What is needed: Search the entries below for the string "symbol" and copy the lines that hold it.

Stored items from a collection
Segment Open

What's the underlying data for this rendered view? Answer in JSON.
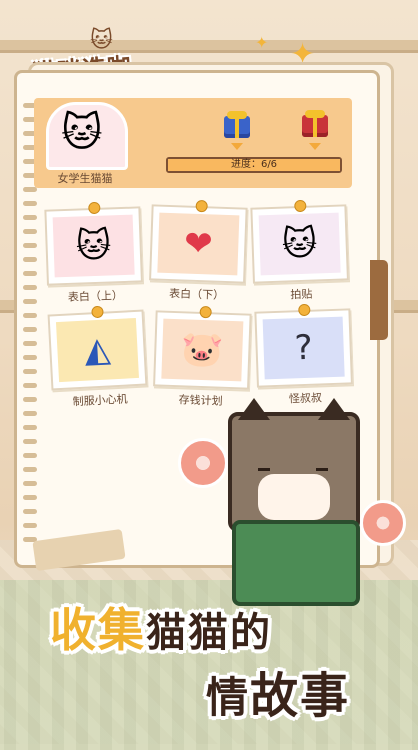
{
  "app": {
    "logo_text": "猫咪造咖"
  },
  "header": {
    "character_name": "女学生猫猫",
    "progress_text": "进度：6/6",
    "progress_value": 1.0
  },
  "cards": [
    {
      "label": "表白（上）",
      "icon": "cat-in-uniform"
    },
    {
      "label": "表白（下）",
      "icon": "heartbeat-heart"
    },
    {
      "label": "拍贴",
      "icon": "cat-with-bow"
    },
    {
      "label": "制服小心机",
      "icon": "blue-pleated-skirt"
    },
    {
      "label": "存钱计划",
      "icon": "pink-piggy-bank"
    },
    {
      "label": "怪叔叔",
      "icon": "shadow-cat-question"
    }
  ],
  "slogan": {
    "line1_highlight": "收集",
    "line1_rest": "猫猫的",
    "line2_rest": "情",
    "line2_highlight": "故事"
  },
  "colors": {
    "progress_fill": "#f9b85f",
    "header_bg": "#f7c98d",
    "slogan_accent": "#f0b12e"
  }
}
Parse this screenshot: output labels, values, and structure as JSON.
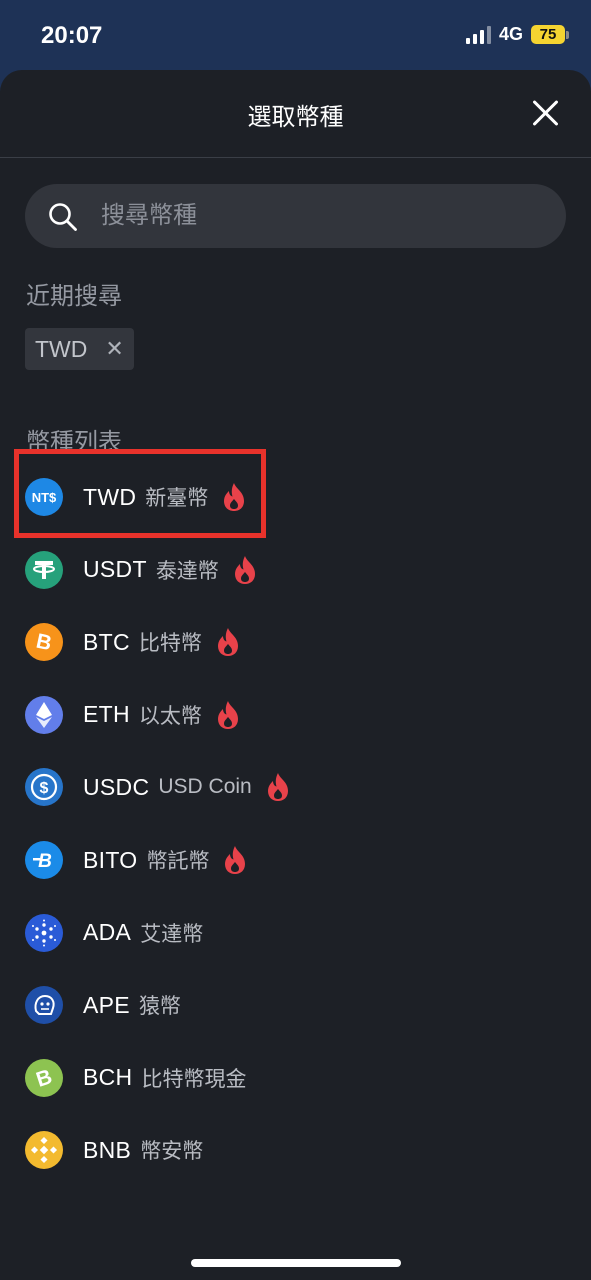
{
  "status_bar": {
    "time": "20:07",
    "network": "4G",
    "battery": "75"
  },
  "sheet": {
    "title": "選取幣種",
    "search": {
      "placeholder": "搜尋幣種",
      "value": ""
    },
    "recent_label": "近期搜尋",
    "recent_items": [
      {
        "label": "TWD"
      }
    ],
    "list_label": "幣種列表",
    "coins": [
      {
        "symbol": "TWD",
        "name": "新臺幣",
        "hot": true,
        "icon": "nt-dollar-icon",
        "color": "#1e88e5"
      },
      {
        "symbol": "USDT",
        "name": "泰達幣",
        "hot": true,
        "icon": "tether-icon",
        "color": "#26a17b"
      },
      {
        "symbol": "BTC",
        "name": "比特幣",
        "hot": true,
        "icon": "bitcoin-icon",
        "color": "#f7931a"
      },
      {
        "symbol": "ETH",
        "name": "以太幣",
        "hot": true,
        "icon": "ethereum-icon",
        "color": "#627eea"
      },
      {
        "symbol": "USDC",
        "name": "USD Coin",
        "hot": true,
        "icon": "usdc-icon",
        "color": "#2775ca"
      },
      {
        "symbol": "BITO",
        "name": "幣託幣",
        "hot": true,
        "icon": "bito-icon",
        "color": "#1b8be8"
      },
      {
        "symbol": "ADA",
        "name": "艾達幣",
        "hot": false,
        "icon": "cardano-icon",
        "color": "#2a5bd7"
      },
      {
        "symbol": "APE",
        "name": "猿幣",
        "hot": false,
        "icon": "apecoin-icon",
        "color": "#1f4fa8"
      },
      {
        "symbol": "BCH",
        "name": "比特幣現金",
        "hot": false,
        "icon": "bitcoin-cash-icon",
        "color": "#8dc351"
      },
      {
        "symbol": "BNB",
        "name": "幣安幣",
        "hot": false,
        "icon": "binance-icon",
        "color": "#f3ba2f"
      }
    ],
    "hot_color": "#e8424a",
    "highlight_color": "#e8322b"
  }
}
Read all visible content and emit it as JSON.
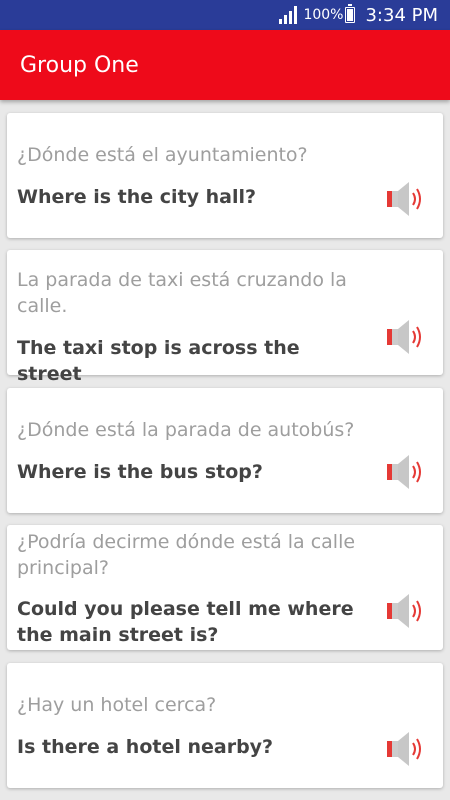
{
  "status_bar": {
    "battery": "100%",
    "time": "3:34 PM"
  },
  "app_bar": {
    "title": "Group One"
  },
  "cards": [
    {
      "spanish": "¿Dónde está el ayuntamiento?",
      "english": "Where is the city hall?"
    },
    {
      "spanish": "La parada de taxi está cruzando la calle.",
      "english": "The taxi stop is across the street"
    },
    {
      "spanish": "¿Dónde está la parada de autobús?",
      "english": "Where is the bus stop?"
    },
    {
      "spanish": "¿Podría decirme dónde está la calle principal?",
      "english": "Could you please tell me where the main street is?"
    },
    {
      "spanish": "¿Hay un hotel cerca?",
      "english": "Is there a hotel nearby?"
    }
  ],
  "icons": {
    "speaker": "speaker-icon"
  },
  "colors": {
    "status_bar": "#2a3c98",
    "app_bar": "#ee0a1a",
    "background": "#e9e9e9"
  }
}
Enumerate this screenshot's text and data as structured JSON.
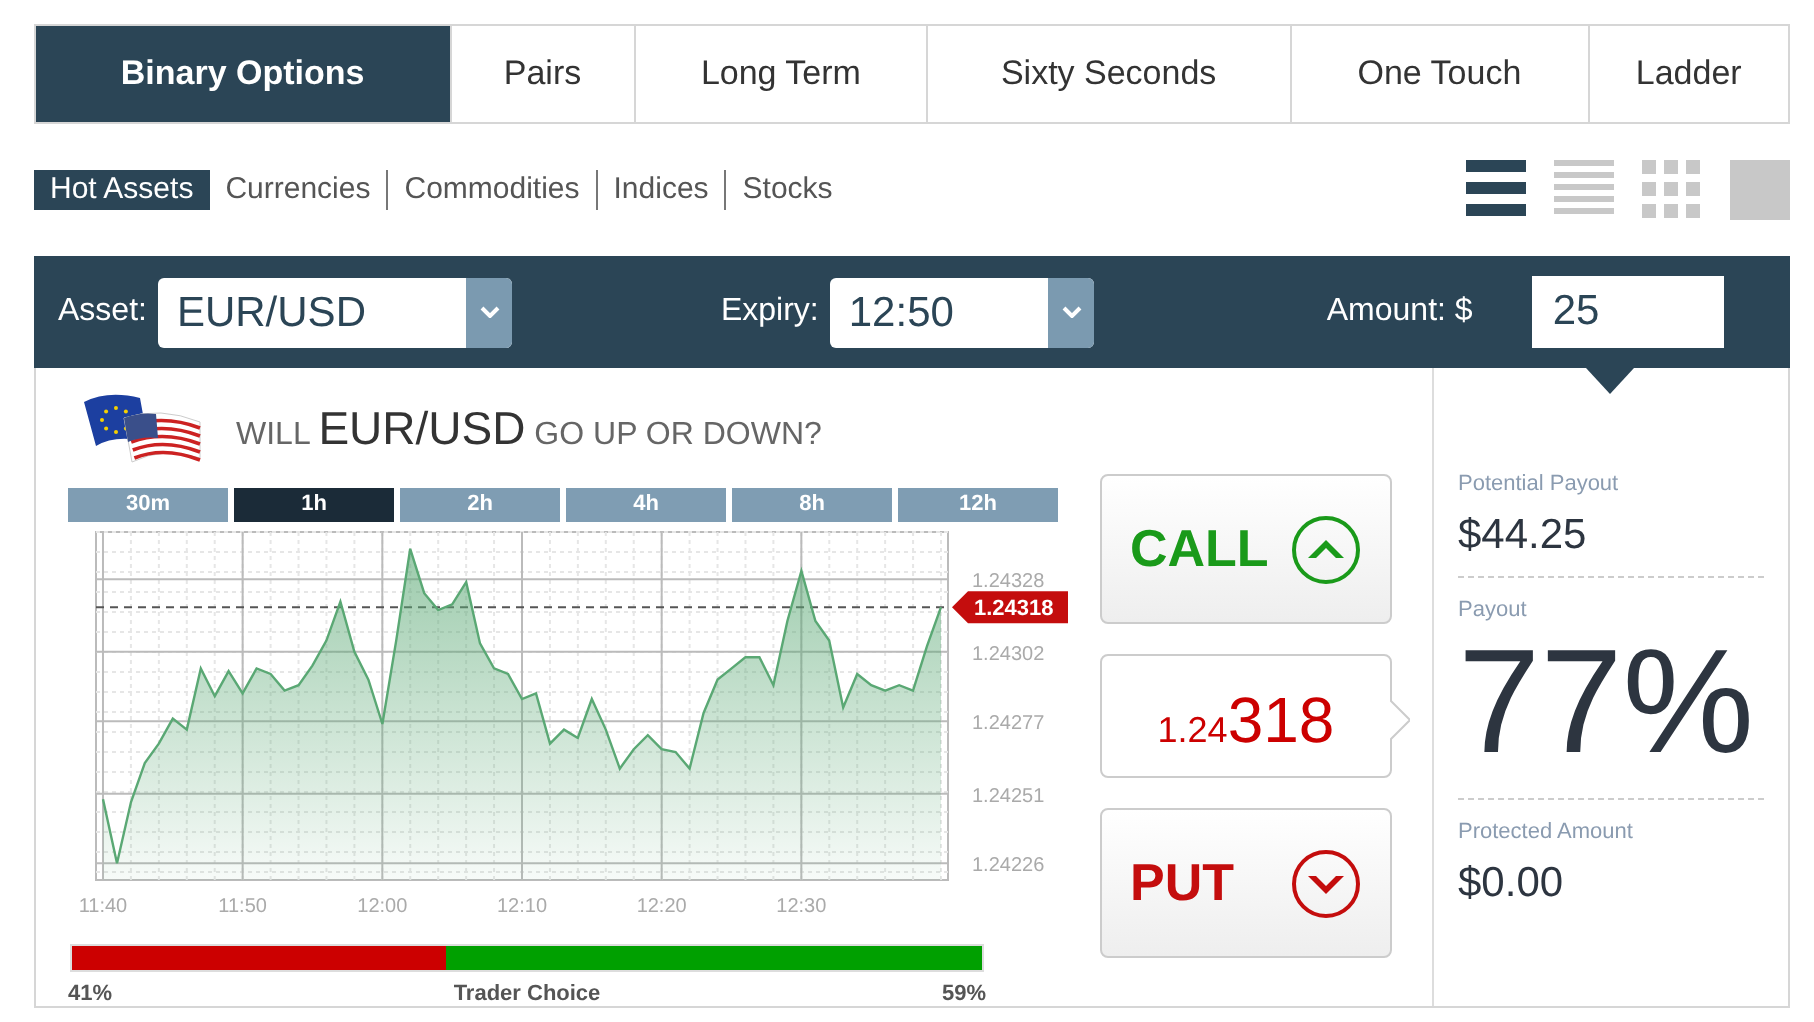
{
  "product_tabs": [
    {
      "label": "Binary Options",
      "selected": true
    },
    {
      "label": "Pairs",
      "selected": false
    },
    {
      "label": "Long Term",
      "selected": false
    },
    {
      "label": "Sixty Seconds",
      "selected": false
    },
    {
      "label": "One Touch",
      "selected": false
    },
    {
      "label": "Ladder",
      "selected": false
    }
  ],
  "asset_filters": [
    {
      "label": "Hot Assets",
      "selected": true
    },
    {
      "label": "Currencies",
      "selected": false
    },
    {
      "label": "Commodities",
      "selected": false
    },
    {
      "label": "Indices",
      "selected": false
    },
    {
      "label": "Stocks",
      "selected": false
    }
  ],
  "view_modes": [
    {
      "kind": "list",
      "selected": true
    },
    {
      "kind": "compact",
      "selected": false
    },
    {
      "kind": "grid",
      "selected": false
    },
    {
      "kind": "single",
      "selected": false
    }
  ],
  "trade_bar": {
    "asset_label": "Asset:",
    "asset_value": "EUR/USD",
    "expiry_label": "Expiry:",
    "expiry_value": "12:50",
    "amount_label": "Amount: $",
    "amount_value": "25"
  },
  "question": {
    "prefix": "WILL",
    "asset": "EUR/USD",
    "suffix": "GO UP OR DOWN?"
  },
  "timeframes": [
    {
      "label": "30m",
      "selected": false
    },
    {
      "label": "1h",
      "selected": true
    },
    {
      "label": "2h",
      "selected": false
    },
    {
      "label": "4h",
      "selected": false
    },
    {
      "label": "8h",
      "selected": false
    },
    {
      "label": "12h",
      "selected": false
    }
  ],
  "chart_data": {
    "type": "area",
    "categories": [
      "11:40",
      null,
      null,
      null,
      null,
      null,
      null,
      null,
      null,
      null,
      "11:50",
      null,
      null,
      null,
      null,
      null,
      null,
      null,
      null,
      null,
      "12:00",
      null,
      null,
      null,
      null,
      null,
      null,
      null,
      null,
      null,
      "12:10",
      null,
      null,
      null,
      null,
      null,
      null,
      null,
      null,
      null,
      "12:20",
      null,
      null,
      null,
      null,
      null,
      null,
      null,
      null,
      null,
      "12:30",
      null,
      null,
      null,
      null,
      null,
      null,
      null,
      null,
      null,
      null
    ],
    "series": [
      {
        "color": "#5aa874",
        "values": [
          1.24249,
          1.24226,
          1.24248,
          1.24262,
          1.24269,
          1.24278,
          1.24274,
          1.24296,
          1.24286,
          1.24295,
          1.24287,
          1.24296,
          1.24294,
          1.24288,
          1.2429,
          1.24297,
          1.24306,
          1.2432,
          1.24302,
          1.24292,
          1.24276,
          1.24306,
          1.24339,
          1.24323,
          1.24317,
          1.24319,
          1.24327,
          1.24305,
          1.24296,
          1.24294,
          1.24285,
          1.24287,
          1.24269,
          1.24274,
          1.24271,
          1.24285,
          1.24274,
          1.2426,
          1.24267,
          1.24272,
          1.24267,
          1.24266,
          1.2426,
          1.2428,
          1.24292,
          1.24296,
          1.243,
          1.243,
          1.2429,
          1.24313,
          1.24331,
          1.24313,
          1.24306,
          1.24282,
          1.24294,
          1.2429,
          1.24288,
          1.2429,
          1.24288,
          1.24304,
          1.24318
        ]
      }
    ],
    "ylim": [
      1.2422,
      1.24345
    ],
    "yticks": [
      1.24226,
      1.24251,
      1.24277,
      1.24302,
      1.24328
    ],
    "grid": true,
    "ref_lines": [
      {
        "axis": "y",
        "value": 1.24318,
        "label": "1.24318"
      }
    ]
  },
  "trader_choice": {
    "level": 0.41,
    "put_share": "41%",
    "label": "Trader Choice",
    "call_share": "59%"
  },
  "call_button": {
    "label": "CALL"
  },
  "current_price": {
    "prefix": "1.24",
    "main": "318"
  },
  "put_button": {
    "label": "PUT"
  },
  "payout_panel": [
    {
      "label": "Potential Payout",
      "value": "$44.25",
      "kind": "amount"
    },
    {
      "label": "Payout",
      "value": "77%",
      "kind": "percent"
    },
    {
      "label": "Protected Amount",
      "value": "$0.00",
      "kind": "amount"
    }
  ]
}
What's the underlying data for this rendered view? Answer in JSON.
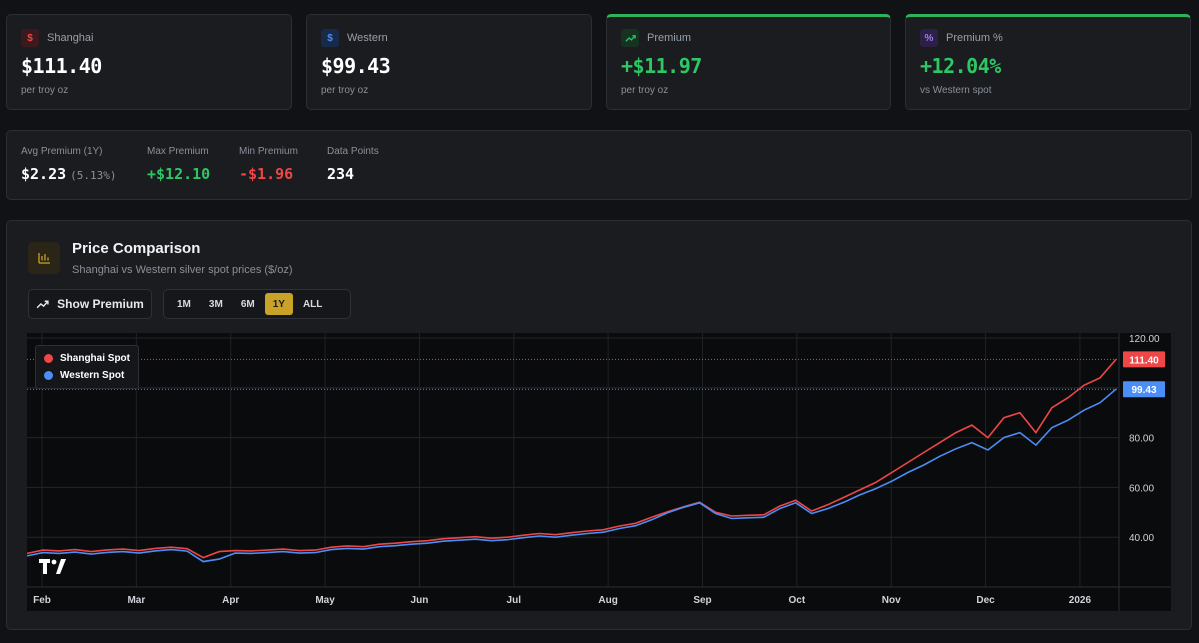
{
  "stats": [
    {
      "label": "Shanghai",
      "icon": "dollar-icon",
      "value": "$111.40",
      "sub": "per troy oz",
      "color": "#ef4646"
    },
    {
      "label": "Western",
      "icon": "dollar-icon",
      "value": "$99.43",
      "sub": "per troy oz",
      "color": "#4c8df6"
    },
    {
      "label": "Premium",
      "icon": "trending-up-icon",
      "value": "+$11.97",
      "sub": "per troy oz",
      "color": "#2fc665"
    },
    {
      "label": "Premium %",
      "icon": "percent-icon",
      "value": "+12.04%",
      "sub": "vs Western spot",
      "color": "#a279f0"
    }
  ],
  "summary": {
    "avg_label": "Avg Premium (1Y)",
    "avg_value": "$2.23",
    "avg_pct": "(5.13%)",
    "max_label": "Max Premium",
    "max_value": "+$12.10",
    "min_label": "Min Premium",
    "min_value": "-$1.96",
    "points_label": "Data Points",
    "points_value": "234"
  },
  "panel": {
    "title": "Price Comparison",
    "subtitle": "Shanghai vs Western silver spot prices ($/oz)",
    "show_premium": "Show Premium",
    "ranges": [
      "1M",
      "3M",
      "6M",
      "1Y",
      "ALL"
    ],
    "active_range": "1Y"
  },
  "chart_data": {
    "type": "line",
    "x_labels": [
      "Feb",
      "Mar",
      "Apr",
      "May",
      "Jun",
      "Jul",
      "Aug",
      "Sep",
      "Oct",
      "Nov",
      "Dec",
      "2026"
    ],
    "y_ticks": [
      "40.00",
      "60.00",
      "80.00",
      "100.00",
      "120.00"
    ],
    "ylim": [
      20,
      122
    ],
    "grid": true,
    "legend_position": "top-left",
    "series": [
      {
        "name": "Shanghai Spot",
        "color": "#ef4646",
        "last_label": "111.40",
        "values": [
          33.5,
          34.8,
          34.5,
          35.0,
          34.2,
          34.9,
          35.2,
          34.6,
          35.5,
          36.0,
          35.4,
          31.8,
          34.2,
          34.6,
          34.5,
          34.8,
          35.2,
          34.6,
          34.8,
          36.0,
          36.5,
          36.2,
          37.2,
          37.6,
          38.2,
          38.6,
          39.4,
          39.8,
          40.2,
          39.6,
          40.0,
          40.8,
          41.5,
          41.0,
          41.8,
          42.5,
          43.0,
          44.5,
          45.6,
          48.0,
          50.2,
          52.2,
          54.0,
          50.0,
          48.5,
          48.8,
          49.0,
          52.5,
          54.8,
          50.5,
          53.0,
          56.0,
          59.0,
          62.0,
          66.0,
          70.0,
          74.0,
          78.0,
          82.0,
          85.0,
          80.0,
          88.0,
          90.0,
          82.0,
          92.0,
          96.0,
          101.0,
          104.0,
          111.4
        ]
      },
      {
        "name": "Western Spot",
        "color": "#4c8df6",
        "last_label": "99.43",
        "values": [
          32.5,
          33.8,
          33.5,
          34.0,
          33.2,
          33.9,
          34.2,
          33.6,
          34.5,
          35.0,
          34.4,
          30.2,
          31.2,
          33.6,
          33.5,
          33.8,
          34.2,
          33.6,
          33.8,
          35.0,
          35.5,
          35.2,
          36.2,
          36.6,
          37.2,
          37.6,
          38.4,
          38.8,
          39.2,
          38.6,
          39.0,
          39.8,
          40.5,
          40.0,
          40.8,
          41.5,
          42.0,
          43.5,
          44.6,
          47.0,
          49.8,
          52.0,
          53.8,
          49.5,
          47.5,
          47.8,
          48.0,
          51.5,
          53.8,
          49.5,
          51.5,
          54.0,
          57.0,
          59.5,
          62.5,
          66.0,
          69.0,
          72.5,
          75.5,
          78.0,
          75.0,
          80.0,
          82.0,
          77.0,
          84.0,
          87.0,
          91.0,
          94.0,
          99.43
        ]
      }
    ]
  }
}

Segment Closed

Result:
        "symbol": "TWD",
        "symbol": "USDT",
        "symbol": "BTC",
        "symbol": "ETH",
        "symbol": "USDC",
        "symbol": "BITO",
        "symbol": "ADA",
        "symbol": "APE",
        "symbol": "BCH",
        "symbol": "BNB",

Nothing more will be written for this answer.